■ **WHAT IS NEEDED**: A verbatim reprint of the records below is what this exercise asks for.

■ **EXERCISE INPUTS**:
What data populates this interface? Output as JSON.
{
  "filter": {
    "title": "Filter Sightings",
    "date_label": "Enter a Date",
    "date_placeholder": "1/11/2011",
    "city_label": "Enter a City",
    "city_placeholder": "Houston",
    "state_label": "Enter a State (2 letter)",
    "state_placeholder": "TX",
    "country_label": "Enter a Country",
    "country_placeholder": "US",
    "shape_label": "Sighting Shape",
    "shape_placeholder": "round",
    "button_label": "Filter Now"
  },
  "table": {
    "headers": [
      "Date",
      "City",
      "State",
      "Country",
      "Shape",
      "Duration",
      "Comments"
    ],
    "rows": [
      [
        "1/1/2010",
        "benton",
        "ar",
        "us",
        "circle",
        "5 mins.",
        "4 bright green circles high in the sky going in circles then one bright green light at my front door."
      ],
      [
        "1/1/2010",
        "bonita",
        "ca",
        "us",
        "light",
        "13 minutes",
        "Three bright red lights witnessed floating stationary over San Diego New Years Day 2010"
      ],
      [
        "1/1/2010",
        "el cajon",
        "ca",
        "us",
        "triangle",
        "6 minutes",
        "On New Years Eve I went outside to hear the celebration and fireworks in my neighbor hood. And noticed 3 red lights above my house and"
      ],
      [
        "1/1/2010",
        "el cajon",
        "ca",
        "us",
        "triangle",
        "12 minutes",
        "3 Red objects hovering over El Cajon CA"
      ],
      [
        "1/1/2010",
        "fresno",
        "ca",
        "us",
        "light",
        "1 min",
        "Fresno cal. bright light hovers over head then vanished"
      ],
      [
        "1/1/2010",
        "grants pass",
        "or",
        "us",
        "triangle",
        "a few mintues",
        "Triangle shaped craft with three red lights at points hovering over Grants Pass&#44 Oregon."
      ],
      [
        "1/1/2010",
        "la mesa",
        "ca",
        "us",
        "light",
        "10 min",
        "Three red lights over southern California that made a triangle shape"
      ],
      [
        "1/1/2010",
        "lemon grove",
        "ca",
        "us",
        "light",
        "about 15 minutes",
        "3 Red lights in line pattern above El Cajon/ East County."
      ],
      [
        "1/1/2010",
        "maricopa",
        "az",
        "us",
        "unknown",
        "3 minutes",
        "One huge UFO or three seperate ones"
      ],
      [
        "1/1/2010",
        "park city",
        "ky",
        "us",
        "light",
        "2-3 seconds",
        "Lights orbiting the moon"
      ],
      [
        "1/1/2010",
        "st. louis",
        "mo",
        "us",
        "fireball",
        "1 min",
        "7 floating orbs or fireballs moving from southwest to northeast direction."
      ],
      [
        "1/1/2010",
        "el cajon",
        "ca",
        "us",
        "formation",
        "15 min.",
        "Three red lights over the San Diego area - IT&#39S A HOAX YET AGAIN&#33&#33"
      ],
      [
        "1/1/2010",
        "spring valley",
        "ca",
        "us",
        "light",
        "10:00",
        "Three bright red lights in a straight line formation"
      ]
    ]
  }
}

■ **EXERCISE RESULT**:
What data populates this interface? Output as JSON.
{
  "filter": {
    "title": "Filter Sightings",
    "date_label": "Enter a Date",
    "date_placeholder": "1/11/2011",
    "city_label": "Enter a City",
    "city_placeholder": "Houston",
    "state_label": "Enter a State (2 letter)",
    "state_placeholder": "TX",
    "country_label": "Enter a Country",
    "country_placeholder": "US",
    "shape_label": "Sighting Shape",
    "shape_placeholder": "round",
    "button_label": "Filter Now"
  },
  "table": {
    "headers": [
      "Date",
      "City",
      "State",
      "Country",
      "Shape",
      "Duration",
      "Comments"
    ],
    "rows": [
      [
        "1/1/2010",
        "benton",
        "ar",
        "us",
        "circle",
        "5 mins.",
        "4 bright green circles high in the sky going in circles then one bright green light at my front door."
      ],
      [
        "1/1/2010",
        "bonita",
        "ca",
        "us",
        "light",
        "13 minutes",
        "Three bright red lights witnessed floating stationary over San Diego New Years Day 2010"
      ],
      [
        "1/1/2010",
        "el cajon",
        "ca",
        "us",
        "triangle",
        "6 minutes",
        "On New Years Eve I went outside to hear the celebration and fireworks in my neighbor hood. And noticed 3 red lights above my house and"
      ],
      [
        "1/1/2010",
        "el cajon",
        "ca",
        "us",
        "triangle",
        "12 minutes",
        "3 Red objects hovering over El Cajon CA"
      ],
      [
        "1/1/2010",
        "fresno",
        "ca",
        "us",
        "light",
        "1 min",
        "Fresno cal. bright light hovers over head then vanished"
      ],
      [
        "1/1/2010",
        "grants pass",
        "or",
        "us",
        "triangle",
        "a few mintues",
        "Triangle shaped craft with three red lights at points hovering over Grants Pass&#44 Oregon."
      ],
      [
        "1/1/2010",
        "la mesa",
        "ca",
        "us",
        "light",
        "10 min",
        "Three red lights over southern California that made a triangle shape"
      ],
      [
        "1/1/2010",
        "lemon grove",
        "ca",
        "us",
        "light",
        "about 15 minutes",
        "3 Red lights in line pattern above El Cajon/ East County."
      ],
      [
        "1/1/2010",
        "maricopa",
        "az",
        "us",
        "unknown",
        "3 minutes",
        "One huge UFO or three seperate ones"
      ],
      [
        "1/1/2010",
        "park city",
        "ky",
        "us",
        "light",
        "2-3 seconds",
        "Lights orbiting the moon"
      ],
      [
        "1/1/2010",
        "st. louis",
        "mo",
        "us",
        "fireball",
        "1 min",
        "7 floating orbs or fireballs moving from southwest to northeast direction."
      ],
      [
        "1/1/2010",
        "el cajon",
        "ca",
        "us",
        "formation",
        "15 min.",
        "Three red lights over the San Diego area - IT&#39S A HOAX YET AGAIN&#33&#33"
      ],
      [
        "1/1/2010",
        "spring valley",
        "ca",
        "us",
        "light",
        "10:00",
        "Three bright red lights in a straight line formation"
      ]
    ]
  }
}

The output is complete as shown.